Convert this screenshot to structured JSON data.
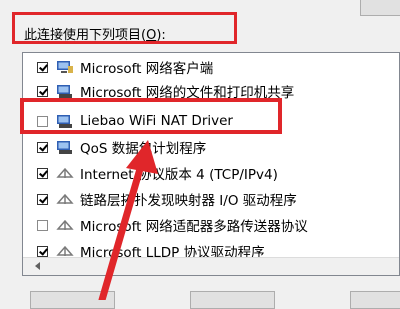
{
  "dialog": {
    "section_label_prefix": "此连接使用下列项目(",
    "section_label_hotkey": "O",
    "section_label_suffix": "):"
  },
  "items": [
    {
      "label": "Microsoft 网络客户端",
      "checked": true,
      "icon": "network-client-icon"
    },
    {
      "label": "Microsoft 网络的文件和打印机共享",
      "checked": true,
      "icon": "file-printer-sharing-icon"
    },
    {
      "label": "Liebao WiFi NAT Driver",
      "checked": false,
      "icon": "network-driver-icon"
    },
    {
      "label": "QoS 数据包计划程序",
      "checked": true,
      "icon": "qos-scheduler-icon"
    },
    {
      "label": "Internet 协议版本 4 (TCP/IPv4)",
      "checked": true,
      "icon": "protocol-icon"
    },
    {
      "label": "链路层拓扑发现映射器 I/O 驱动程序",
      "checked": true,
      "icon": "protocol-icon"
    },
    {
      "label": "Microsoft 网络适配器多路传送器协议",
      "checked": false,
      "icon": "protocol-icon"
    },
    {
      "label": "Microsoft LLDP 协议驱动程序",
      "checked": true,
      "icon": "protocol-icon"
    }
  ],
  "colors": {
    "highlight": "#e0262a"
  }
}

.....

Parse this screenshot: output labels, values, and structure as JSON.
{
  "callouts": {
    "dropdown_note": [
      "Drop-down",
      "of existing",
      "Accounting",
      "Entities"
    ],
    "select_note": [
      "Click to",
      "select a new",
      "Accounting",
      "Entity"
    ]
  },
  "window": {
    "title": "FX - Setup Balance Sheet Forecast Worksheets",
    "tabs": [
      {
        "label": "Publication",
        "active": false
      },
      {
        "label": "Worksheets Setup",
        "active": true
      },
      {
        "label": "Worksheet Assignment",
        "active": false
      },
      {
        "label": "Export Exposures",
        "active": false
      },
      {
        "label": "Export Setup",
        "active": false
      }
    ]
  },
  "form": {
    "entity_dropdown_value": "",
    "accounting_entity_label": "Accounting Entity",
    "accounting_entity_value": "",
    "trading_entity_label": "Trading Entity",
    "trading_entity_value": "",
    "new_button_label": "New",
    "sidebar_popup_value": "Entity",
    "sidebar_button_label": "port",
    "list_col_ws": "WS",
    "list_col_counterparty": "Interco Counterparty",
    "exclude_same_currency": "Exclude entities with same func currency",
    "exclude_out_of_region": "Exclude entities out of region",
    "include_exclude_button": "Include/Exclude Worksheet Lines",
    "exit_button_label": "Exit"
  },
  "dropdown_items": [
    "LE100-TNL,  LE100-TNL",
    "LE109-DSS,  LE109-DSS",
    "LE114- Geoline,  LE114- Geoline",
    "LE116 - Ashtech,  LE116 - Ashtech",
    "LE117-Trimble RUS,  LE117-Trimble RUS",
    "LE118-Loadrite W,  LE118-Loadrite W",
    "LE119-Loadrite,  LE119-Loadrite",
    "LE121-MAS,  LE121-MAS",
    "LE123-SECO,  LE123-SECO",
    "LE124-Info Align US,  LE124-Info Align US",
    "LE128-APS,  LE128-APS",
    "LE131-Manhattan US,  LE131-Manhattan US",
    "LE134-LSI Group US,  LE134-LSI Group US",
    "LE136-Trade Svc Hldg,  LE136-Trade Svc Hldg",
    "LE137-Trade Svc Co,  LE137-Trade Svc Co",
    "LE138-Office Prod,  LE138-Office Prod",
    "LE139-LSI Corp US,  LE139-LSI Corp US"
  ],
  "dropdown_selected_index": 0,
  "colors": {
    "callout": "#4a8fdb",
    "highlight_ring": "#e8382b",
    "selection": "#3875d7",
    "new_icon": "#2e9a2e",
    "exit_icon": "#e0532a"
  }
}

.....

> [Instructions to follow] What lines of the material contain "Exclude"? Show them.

> [Answer to this task]
    "exclude_same_currency": "Exclude entities with same func currency",
    "exclude_out_of_region": "Exclude entities out of region",
    "include_exclude_button": "Include/Exclude Worksheet Lines",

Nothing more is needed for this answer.